There is strong competition from the Met DVD with Renee Fleming and Dmitri Hvorostovsky. The voices in that performance are just a little more impressive.
Fleming is a poor actress. (Her facial expressions always strike me as silly rather than dramatic.) Hvorostovsky looks every inch the debonair, world-weary man of experience. (He was 45 at the time of the performance.) Unfortunately he cannot modify his cold facial expression sufficiently to portray a man in the grip of an overwhelming passion. So the final confrontation is visually unconvincing.
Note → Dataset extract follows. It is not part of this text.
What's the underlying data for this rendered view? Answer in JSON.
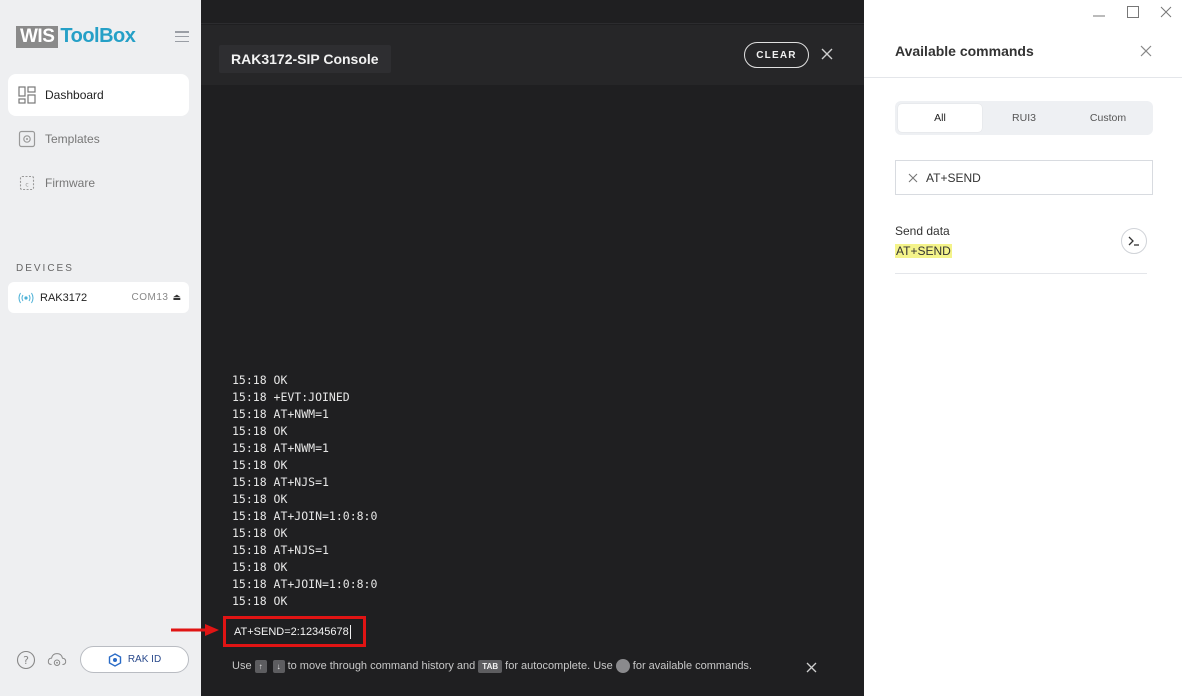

The conducting by Valery Gergiev is slightly more dramatic here and there. The Met sound is drier and Harsher than the comfortable Glyndebourne sound. (The latter does however need above average amplification to bring out its virtues.) On the other hand the Met picture has the advantage of 2007 technology.
Most traditional operas are not suitable for minimalism. Forget jaded professional critics who praise to the skies the novel no matter how inappropriate, the average opera lover expects lavish scenery, the more lavish the better. Both stagings are minimalist, that at Glyndebourne being less stark and not having a litter of leaves in some scenes.
Overall I prefer the Glyndebourne performance.